* Presumed the second wine for decades, Leoville Las Cases now prefers to have Clos du Marquis known by its own identity as it is the separate parcel across the D2 road. In any case, it has been one of the greatest top quality value wines in Bordeaux for decades and I own many vintages. A bit more forward and softer than Las Cases but has deep sweet fruit with hints of mulberry, nice round tannins, very good wine.

Additional Information:


Cabernet Sauvignon and Blends

- Cabernet Sauvignon has come a long way from its role as a blending varietal, however dominant, in the wines of Bordeaux. Today it is the most planted red varietal in the world. Identified as a descendent of Cabernet Franc and Sauvignon Blanc, the late-ripening Cabernet Sauvignon needs to be planted in warmer climates to fully ripen. Its small berries can easily be identified for their distinctive blue color, thick skins and high tannins. And while the varietal has its own definitive characteristics: green pepper-like aromas and black currant flavors among them, it is perhaps most prized for its ability to convey terroir, vintage and winemaking. A relatively new varietal, Cabernet Sauvignon started making inroads into the wines of the M├ędoc and Graves in the late-18th century. Today it is also dominant in the up-and-coming Entre-Deux-Mers region of Bordeaux and can also be found in Southwest France.
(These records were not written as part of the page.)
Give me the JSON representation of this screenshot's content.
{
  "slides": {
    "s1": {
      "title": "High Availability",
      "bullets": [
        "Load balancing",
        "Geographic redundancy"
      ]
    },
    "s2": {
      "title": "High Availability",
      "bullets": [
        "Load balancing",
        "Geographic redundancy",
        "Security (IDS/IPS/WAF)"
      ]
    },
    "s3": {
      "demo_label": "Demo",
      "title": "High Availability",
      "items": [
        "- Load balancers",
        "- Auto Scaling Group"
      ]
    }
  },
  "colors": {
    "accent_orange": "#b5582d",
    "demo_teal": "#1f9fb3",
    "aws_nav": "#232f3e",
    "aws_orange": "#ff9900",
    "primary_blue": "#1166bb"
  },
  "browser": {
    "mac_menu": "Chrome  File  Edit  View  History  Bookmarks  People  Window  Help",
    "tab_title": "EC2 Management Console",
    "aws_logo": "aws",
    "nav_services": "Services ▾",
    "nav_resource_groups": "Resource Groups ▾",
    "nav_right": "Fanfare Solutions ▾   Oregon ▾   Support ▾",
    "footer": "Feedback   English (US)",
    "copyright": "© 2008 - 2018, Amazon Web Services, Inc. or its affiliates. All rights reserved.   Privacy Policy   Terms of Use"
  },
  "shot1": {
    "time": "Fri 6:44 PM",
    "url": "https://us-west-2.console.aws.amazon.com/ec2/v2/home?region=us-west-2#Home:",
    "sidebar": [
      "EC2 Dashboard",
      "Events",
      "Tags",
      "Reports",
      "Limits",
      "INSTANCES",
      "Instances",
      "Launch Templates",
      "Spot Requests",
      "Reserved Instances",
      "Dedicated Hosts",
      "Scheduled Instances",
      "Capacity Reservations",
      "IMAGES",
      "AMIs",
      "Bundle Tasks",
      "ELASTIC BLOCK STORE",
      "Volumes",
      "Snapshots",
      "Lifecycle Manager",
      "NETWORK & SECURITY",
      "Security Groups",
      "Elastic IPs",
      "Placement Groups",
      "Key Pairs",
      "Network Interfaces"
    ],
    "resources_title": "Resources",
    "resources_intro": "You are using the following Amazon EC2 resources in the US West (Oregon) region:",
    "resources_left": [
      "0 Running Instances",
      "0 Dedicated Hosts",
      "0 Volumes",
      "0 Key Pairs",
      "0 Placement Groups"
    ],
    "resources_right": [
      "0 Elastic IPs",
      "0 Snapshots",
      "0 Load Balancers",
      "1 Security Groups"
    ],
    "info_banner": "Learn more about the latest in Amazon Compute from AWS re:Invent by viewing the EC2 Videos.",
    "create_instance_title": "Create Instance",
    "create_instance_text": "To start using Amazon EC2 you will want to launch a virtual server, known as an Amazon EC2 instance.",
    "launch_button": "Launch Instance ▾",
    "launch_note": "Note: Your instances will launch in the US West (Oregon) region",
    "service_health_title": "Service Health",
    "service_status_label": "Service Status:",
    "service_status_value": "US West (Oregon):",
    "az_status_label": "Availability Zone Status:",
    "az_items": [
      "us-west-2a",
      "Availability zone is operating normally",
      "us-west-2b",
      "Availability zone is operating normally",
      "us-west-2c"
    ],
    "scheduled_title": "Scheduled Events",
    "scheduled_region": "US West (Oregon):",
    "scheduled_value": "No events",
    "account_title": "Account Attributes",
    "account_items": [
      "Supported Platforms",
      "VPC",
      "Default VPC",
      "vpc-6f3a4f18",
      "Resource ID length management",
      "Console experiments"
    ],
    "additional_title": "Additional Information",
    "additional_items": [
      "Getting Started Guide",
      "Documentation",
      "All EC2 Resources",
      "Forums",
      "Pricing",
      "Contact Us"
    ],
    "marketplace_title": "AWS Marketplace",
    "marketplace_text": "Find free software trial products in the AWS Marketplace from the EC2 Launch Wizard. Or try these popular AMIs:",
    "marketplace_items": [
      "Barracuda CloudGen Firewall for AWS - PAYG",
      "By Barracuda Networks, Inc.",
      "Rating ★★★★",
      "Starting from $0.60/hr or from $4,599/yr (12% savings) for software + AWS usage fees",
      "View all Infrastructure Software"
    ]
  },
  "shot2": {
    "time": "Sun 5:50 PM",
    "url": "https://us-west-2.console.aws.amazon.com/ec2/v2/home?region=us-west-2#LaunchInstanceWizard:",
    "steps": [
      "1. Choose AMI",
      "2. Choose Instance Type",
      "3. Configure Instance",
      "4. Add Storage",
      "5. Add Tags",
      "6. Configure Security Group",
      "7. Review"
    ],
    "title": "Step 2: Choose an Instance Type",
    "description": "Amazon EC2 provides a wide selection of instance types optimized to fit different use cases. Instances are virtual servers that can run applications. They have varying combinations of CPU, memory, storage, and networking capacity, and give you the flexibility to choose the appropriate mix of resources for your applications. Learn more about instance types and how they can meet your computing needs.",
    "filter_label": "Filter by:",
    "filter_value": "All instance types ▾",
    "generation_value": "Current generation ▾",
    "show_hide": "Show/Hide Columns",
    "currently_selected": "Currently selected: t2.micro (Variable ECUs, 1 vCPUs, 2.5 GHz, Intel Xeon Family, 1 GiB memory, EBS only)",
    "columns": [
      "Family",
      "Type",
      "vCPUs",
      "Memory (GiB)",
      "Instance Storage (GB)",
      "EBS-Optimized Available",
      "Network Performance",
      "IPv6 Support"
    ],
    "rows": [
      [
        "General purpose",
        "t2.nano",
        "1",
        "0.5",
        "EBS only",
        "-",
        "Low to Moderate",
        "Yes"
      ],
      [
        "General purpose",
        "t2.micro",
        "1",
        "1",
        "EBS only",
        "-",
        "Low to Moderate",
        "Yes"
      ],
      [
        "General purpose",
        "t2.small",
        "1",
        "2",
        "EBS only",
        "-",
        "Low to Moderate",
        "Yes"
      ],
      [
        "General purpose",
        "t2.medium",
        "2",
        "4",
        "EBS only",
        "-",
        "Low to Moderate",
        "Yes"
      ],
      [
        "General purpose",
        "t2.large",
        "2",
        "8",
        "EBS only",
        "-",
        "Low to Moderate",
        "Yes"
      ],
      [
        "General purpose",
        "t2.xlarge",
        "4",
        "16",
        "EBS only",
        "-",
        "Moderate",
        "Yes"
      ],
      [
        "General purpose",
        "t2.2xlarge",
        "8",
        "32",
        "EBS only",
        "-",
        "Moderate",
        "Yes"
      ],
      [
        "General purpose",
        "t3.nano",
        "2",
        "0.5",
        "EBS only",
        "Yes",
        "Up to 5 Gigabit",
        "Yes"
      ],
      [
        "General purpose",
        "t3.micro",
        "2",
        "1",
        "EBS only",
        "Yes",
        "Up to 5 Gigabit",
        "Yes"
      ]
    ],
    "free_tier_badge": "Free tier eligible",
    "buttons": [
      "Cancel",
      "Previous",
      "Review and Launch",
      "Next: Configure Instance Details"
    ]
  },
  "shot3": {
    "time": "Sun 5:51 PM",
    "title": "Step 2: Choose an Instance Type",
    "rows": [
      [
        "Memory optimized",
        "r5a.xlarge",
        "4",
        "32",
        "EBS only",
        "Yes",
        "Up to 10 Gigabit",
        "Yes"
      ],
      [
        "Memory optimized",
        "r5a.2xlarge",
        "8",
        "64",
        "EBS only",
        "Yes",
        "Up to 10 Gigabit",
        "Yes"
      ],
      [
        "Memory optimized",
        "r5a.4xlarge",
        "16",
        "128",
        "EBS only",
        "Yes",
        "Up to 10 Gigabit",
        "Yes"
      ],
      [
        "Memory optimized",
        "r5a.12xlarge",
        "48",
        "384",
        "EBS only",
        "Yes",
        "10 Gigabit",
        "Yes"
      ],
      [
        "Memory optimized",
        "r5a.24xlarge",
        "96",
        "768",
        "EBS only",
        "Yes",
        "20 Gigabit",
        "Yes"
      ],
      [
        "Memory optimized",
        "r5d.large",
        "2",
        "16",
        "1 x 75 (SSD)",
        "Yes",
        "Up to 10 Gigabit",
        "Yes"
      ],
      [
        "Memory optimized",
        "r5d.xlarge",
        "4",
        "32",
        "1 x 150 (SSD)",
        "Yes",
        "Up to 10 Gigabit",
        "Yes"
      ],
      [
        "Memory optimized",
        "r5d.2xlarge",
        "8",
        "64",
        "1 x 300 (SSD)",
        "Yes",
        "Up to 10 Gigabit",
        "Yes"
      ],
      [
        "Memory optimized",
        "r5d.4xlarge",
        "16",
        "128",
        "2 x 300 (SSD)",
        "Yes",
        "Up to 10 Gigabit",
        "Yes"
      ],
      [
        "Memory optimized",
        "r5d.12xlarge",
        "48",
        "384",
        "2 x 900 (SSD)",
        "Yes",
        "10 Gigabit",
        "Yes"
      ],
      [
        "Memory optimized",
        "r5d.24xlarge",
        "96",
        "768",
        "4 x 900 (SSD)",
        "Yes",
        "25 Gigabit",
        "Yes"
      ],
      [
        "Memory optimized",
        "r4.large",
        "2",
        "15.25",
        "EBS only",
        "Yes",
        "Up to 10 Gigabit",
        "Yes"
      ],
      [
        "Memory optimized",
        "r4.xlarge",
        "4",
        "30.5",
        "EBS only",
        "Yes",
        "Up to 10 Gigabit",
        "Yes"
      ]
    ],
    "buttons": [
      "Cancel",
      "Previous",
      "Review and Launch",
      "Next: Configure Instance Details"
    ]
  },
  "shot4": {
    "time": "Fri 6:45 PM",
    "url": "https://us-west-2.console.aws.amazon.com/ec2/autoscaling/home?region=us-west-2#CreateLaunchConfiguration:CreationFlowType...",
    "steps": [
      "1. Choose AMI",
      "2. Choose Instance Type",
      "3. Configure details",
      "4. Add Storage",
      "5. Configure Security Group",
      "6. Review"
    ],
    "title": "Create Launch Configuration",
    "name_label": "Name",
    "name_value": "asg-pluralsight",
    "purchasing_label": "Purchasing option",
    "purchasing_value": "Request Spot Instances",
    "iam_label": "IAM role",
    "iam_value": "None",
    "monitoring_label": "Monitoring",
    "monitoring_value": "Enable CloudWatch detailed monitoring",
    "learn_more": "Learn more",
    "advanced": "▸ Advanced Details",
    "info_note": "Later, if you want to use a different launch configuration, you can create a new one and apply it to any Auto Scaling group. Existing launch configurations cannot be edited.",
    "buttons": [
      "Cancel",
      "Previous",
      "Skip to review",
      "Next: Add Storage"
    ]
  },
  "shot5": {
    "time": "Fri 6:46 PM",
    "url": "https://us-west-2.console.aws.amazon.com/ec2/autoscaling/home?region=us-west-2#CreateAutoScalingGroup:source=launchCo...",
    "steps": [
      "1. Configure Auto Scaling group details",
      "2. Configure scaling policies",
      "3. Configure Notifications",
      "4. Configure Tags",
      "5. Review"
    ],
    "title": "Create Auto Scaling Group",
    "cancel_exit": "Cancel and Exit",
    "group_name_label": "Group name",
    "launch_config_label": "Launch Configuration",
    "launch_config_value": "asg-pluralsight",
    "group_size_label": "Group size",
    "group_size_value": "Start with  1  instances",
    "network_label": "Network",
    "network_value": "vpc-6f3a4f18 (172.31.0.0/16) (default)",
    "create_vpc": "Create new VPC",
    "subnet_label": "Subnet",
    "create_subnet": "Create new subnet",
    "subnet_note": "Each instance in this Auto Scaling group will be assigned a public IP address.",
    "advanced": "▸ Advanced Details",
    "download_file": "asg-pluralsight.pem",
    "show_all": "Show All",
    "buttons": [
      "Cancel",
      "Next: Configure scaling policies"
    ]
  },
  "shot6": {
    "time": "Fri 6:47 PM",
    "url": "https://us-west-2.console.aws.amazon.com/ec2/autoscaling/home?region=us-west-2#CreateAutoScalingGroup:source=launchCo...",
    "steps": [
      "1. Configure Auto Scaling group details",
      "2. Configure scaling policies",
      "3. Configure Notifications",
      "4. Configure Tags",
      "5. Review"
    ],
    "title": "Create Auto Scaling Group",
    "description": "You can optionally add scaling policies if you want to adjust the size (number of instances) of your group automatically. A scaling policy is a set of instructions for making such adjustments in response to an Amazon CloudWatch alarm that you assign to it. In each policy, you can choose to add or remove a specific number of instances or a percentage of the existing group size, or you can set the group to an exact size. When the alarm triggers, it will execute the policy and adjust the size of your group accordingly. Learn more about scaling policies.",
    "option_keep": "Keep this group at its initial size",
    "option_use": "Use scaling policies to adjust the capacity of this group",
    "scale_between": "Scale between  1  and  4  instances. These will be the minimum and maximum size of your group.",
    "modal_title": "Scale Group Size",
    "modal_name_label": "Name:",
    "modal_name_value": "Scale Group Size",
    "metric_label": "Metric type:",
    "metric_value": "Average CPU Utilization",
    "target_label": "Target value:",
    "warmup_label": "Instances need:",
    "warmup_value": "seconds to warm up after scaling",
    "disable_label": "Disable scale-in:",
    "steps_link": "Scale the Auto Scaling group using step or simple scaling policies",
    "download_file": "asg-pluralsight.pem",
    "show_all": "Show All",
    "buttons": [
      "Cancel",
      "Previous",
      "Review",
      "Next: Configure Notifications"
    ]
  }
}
It is the companion varietal to Sangiovese in Italy's Super Tuscans and is planted all over Europe, stretching to lesser-known winegrowing regions like Russia and Lebanon. In the Americas Cabernet Sauvignon has found champions in every nook and cranny of California and among winemakers in Washington, where it complements plantings of Merlot. In South America, Cab thrives in Chile, but can also be found in smaller amounts in Argentina and even in Mexico.


- When it comes to wine, France stands alone. No other country can beat it in terms of quality and diversity. And while many of its Region, Bordeaux, Burgundy and Champagne most obviously, produce wine as rare, as sought-after and nearly as expensive as gold, there are just as many obscurities and values to be had from little known appellations throughout the country. To learn everything there is to know about French wine would take a lifetime. To understand and appreciate French wine, one only has to begin tasting them. Click for a list of bestselling items from all of France.


- View our bestselling Bordeaux.
Specific Appellation:

Saint Julien

- St. Julien, the smallest of the four famous appellations of the Haut Medoc, is known for highly extracted, finely structured, Cabernet-based reds. It is nestled between Pauillac to the north and Margaux to the south. Like St. Estephe, there are no first growths in this area. Leoville-las-Cases, Leoville Poyferre, Leoville Barton, Ducru Beaucaillou, and Gruard Larose are the second-growths of St. Julien followed by Lagrange which is the only third-growth. Beychevelle, Branaire Ducru, St. Pierre, and Talbot, which are all fourth-growth wines, round out the grand cru classe chateaux. In the last several vintages, wineries from this appellation have been out-performing their traditional rankings making many of the wines from this region some of the best values in red wine today.
Alcohol Content (%): 13.5